Sharp jumps in oil imports and the politically contentious deficit with China helped push the overall US trade deficit to $40.3bn in July, up from $40bn in June, and making it likelier than ever that the total deficit this year will smash all previous records.
In a separate unwelcome development for the Bush administration, new claims for unemployment insurance rose last week by 3,000 to a two-month high of 422,000. The figures only underline the message of the latest jobless figures for August, that even if the economy is starting to recover, it is not yet creating jobs. According to the Commerce Department, imports and exports rose in July, imports to a near record of $126.5bn, and exports to $86.1bn, the best performance since May 2001. The data has two implications: that an improving world economy and weakening dollar may make life easier for US exporters - but that the country's appetite for imports is more voracious than ever.
The deficit with China alone jumped by 13.5 per cent between June and July to a record $11.3bn. This is bound to fuel demands here that China allow a rise in the yuan, which some economists say is undervalued by up to 40 per cent. During a visit to Beijing last week, John Snow, the Treasury Secretary, pleaded unsuccessfully for such a step.
But the case for revaluation is less clearcut than it seems. A rise in the yuan would upset US consumers by increasing the cost of a vaste swathe of popular goods. It could also hurt sales at the many US companies, which have set up manufacturing operations in China.
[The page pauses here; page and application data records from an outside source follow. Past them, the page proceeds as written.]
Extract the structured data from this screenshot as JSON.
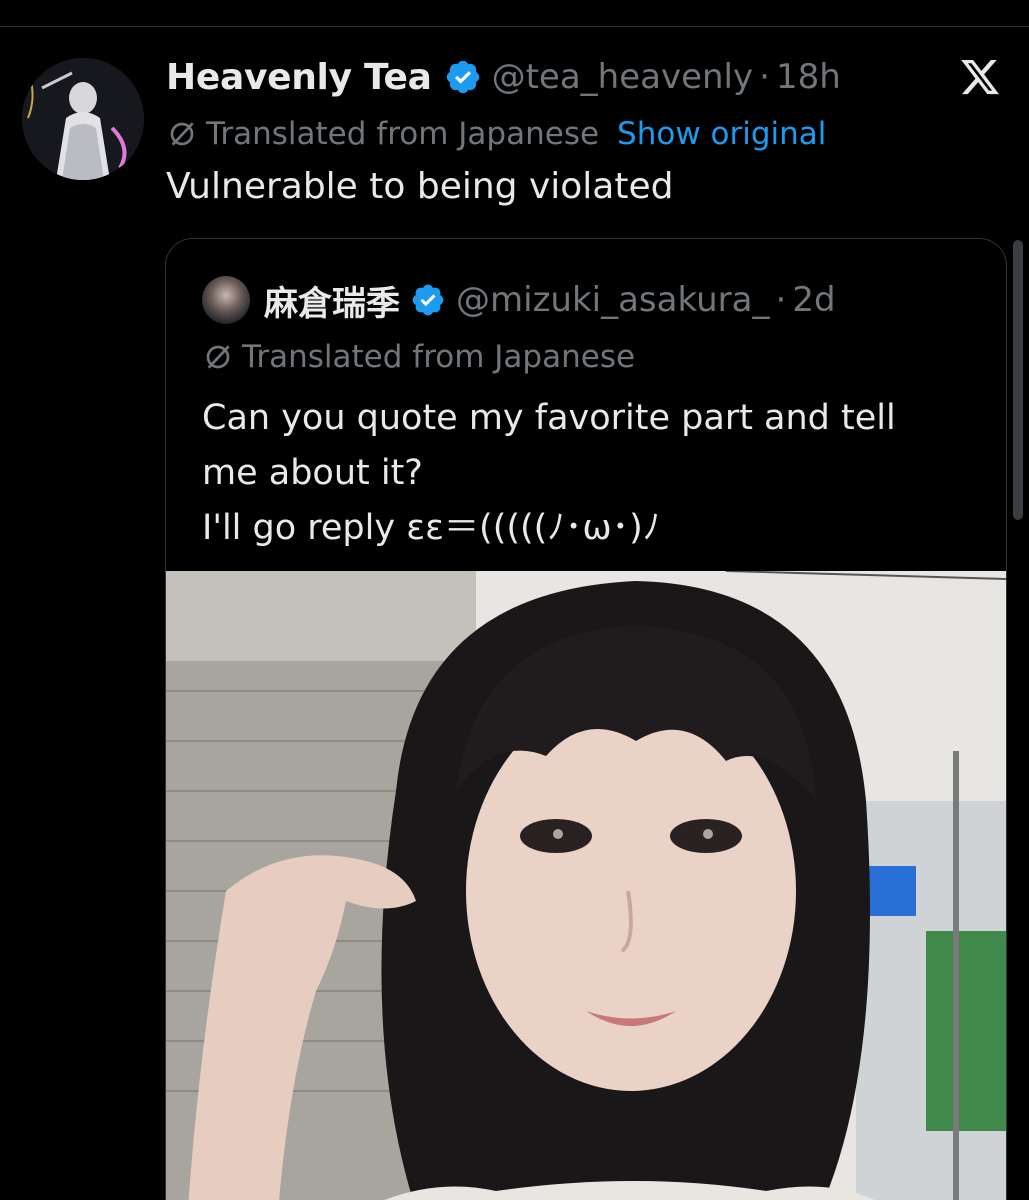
{
  "tweet": {
    "display_name": "Heavenly Tea",
    "handle": "@tea_heavenly",
    "separator": "·",
    "time": "18h",
    "translated_label": "Translated from Japanese",
    "show_original_label": "Show original",
    "text": "Vulnerable to being violated",
    "verified_icon": "verified-badge-icon",
    "platform_icon": "x-logo-icon"
  },
  "quoted_tweet": {
    "display_name": "麻倉瑞季",
    "handle": "@mizuki_asakura_",
    "separator": "·",
    "time": "2d",
    "translated_label": "Translated from Japanese",
    "text_lines": [
      "Can you quote my favorite part and tell",
      "me about it?",
      "I'll go reply εε＝(((((ﾉ･ω･)ﾉ"
    ],
    "media_icon": "photo-of-woman-with-dark-bob-hair"
  },
  "colors": {
    "background": "#000000",
    "primary_text": "#e7e9ea",
    "secondary_text": "#71767b",
    "link": "#1d9bf0",
    "verified": "#1d9bf0",
    "border": "#2f3336"
  }
}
China's overall trade acccounts moreover are more or less in balance, very different from Japan in the 1980s, when a deliberately undervalued yen put the country in surplus with virtually every one of its trading partners. The US deficit with Japan rose in July to $5.9bn.
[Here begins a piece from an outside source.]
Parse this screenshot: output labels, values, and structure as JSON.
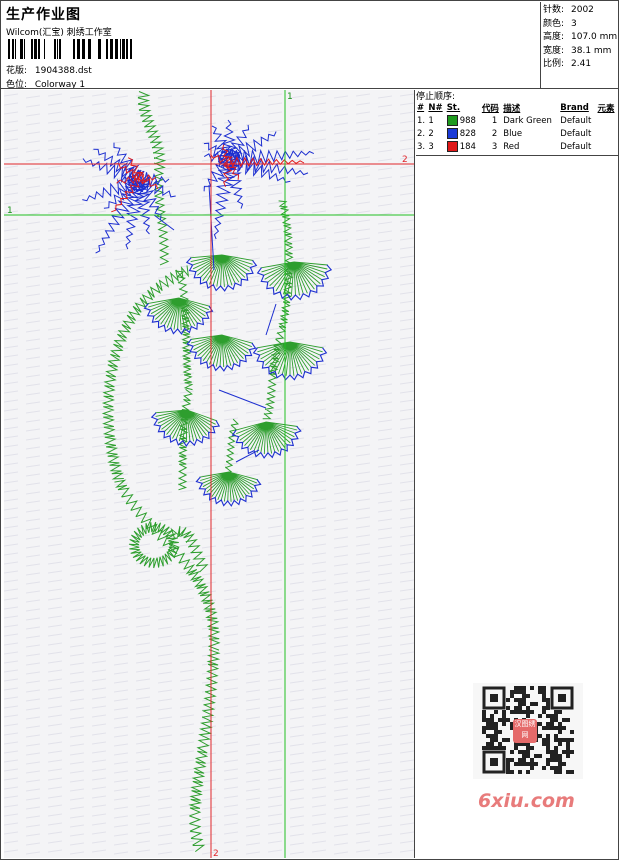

The July shortfall only confirms that the total trade 2003 deficit will set a record. At $244bn, the first half deficit was 25 per cent higher than the $195bn a year earlier, when the annual deficit reached $529bn.
Private economists are forecasting a current account deficit of over $500bn for 2003, which must be financed by foreign currency inflows of some $1.5bn a day. Simultaneously, following Mr Bush's tax cuts and his latest $87bn funding request for Iraq, the federal budget deficit could top $550bn for the 2003/2004 fiscal year, starting 1 October.
Meanwhile, the US appetite for imported oil continues to grow. July imports totalled 340m barrels, or 11m bpd, costing $9.1bn in that month alone.
The combination of soaring deficits and disappearing jobs will be grist for Democratic candidates campaigning for the presidency, as they focus on Mr Bush's handling of the economy.
The White House claims the free trade policies it advocates will stimulate growth, and thus jobs, at home. But critics say the only jobs being created are in China, not the US. As the elections grow near, Mr Bush may come under domestic pressure for more protectionist measures.Reuse content